EXERCISE DESCRIPTION:
Your answer must be an exact copy of the records, minus any pictures.

-- INFORMATION SHOWN follows --

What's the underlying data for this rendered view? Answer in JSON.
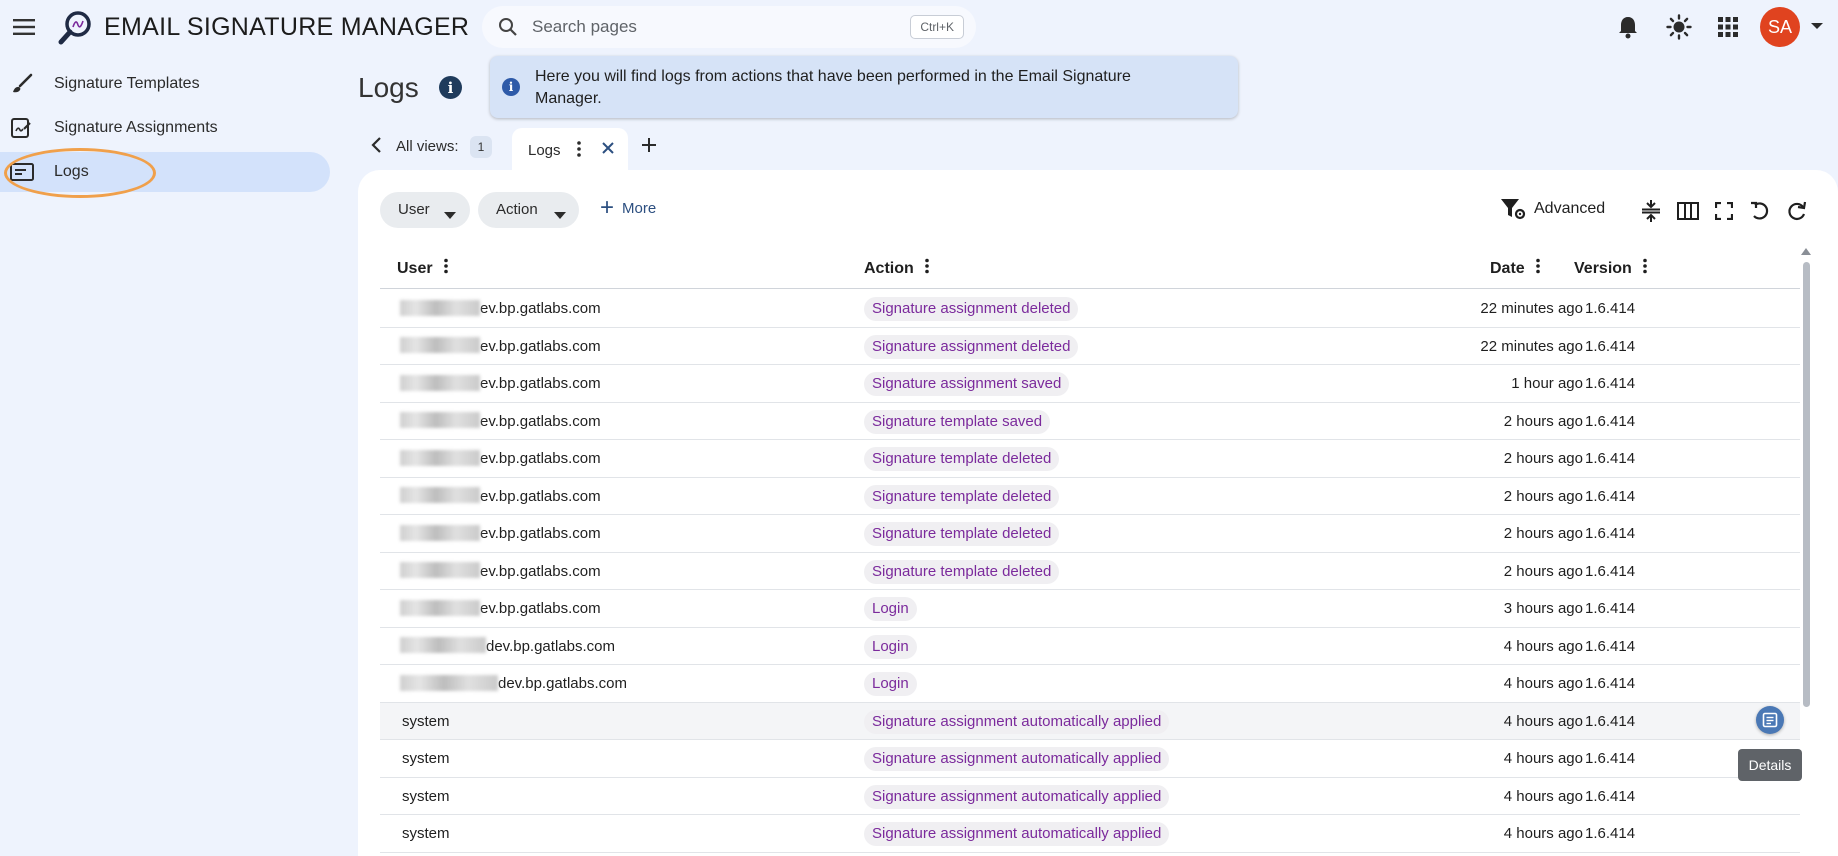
{
  "app": {
    "title": "EMAIL SIGNATURE MANAGER",
    "search_placeholder": "Search pages",
    "search_shortcut": "Ctrl+K",
    "avatar_initials": "SA",
    "accent_color": "#e0431f"
  },
  "sidebar": {
    "items": [
      {
        "label": "Signature Templates",
        "icon": "brush-icon",
        "active": false
      },
      {
        "label": "Signature Assignments",
        "icon": "signature-icon",
        "active": false
      },
      {
        "label": "Logs",
        "icon": "log-icon",
        "active": true
      }
    ]
  },
  "page": {
    "title": "Logs",
    "banner_text": "Here you will find logs from actions that have been performed in the Email Signature Manager."
  },
  "views": {
    "label": "All views:",
    "count": "1",
    "active_tab": "Logs"
  },
  "filters": {
    "user": "User",
    "action": "Action",
    "more": "More",
    "advanced": "Advanced"
  },
  "table": {
    "columns": [
      "User",
      "Action",
      "Date",
      "Version"
    ],
    "rows": [
      {
        "user": "ev.bp.gatlabs.com",
        "action": "Signature assignment deleted",
        "date": "22 minutes ago",
        "version": "1.6.414"
      },
      {
        "user": "ev.bp.gatlabs.com",
        "action": "Signature assignment deleted",
        "date": "22 minutes ago",
        "version": "1.6.414"
      },
      {
        "user": "ev.bp.gatlabs.com",
        "action": "Signature assignment saved",
        "date": "1 hour ago",
        "version": "1.6.414"
      },
      {
        "user": "ev.bp.gatlabs.com",
        "action": "Signature template saved",
        "date": "2 hours ago",
        "version": "1.6.414"
      },
      {
        "user": "ev.bp.gatlabs.com",
        "action": "Signature template deleted",
        "date": "2 hours ago",
        "version": "1.6.414"
      },
      {
        "user": "ev.bp.gatlabs.com",
        "action": "Signature template deleted",
        "date": "2 hours ago",
        "version": "1.6.414"
      },
      {
        "user": "ev.bp.gatlabs.com",
        "action": "Signature template deleted",
        "date": "2 hours ago",
        "version": "1.6.414"
      },
      {
        "user": "ev.bp.gatlabs.com",
        "action": "Signature template deleted",
        "date": "2 hours ago",
        "version": "1.6.414"
      },
      {
        "user": "ev.bp.gatlabs.com",
        "action": "Login",
        "date": "3 hours ago",
        "version": "1.6.414"
      },
      {
        "user": "dev.bp.gatlabs.com",
        "action": "Login",
        "date": "4 hours ago",
        "version": "1.6.414"
      },
      {
        "user": "dev.bp.gatlabs.com",
        "action": "Login",
        "date": "4 hours ago",
        "version": "1.6.414"
      },
      {
        "user": "system",
        "action": "Signature assignment automatically applied",
        "date": "4 hours ago",
        "version": "1.6.414"
      },
      {
        "user": "system",
        "action": "Signature assignment automatically applied",
        "date": "4 hours ago",
        "version": "1.6.414"
      },
      {
        "user": "system",
        "action": "Signature assignment automatically applied",
        "date": "4 hours ago",
        "version": "1.6.414"
      },
      {
        "user": "system",
        "action": "Signature assignment automatically applied",
        "date": "4 hours ago",
        "version": "1.6.414"
      }
    ],
    "details_tooltip": "Details"
  }
}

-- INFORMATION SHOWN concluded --

WRITTEN ANSWER:
What's the underlying data for this rendered view? Answer in JSON.
{
  "app": {
    "title": "EMAIL SIGNATURE MANAGER",
    "search_placeholder": "Search pages",
    "search_shortcut": "Ctrl+K",
    "avatar_initials": "SA",
    "accent_color": "#e0431f"
  },
  "sidebar": {
    "items": [
      {
        "label": "Signature Templates",
        "icon": "brush-icon",
        "active": false
      },
      {
        "label": "Signature Assignments",
        "icon": "signature-icon",
        "active": false
      },
      {
        "label": "Logs",
        "icon": "log-icon",
        "active": true
      }
    ]
  },
  "page": {
    "title": "Logs",
    "banner_text": "Here you will find logs from actions that have been performed in the Email Signature Manager."
  },
  "views": {
    "label": "All views:",
    "count": "1",
    "active_tab": "Logs"
  },
  "filters": {
    "user": "User",
    "action": "Action",
    "more": "More",
    "advanced": "Advanced"
  },
  "table": {
    "columns": [
      "User",
      "Action",
      "Date",
      "Version"
    ],
    "rows": [
      {
        "user": "ev.bp.gatlabs.com",
        "action": "Signature assignment deleted",
        "date": "22 minutes ago",
        "version": "1.6.414"
      },
      {
        "user": "ev.bp.gatlabs.com",
        "action": "Signature assignment deleted",
        "date": "22 minutes ago",
        "version": "1.6.414"
      },
      {
        "user": "ev.bp.gatlabs.com",
        "action": "Signature assignment saved",
        "date": "1 hour ago",
        "version": "1.6.414"
      },
      {
        "user": "ev.bp.gatlabs.com",
        "action": "Signature template saved",
        "date": "2 hours ago",
        "version": "1.6.414"
      },
      {
        "user": "ev.bp.gatlabs.com",
        "action": "Signature template deleted",
        "date": "2 hours ago",
        "version": "1.6.414"
      },
      {
        "user": "ev.bp.gatlabs.com",
        "action": "Signature template deleted",
        "date": "2 hours ago",
        "version": "1.6.414"
      },
      {
        "user": "ev.bp.gatlabs.com",
        "action": "Signature template deleted",
        "date": "2 hours ago",
        "version": "1.6.414"
      },
      {
        "user": "ev.bp.gatlabs.com",
        "action": "Signature template deleted",
        "date": "2 hours ago",
        "version": "1.6.414"
      },
      {
        "user": "ev.bp.gatlabs.com",
        "action": "Login",
        "date": "3 hours ago",
        "version": "1.6.414"
      },
      {
        "user": "dev.bp.gatlabs.com",
        "action": "Login",
        "date": "4 hours ago",
        "version": "1.6.414"
      },
      {
        "user": "dev.bp.gatlabs.com",
        "action": "Login",
        "date": "4 hours ago",
        "version": "1.6.414"
      },
      {
        "user": "system",
        "action": "Signature assignment automatically applied",
        "date": "4 hours ago",
        "version": "1.6.414"
      },
      {
        "user": "system",
        "action": "Signature assignment automatically applied",
        "date": "4 hours ago",
        "version": "1.6.414"
      },
      {
        "user": "system",
        "action": "Signature assignment automatically applied",
        "date": "4 hours ago",
        "version": "1.6.414"
      },
      {
        "user": "system",
        "action": "Signature assignment automatically applied",
        "date": "4 hours ago",
        "version": "1.6.414"
      }
    ],
    "details_tooltip": "Details"
  }
}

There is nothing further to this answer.